**About this exercise:**
The expected output is a copy of every line in the records with the string "java".

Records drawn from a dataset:
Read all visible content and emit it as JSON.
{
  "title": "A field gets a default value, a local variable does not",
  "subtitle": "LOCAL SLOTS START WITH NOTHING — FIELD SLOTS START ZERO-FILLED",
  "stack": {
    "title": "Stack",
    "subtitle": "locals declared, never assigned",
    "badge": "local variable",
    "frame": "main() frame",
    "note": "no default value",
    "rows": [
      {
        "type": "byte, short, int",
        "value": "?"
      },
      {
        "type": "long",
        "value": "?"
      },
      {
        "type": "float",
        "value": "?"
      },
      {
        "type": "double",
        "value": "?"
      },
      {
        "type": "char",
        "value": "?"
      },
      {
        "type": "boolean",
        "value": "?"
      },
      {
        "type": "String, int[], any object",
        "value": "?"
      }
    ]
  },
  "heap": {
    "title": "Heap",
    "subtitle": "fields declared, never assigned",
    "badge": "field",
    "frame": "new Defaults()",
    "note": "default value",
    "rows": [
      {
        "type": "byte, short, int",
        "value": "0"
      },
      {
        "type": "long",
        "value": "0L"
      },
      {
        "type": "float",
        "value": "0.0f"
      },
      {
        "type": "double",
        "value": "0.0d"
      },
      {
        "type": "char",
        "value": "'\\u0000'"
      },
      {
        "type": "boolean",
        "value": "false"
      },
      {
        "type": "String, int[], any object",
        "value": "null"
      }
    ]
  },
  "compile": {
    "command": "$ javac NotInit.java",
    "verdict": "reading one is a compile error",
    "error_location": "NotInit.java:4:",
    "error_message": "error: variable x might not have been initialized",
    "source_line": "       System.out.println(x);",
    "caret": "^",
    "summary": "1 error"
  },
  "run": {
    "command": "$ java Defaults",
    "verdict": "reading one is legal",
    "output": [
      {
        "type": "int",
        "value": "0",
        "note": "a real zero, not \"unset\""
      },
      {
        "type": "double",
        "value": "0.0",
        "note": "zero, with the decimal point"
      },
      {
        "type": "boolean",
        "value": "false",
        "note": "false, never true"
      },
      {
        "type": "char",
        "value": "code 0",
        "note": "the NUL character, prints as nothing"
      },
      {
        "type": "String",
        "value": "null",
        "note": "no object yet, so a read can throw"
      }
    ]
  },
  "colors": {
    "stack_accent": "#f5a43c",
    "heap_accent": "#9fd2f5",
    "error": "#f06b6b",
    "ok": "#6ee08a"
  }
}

**Your response:**
    "command": "$ javac NotInit.java",
    "error_location": "NotInit.java:4:",
    "command": "$ java Defaults",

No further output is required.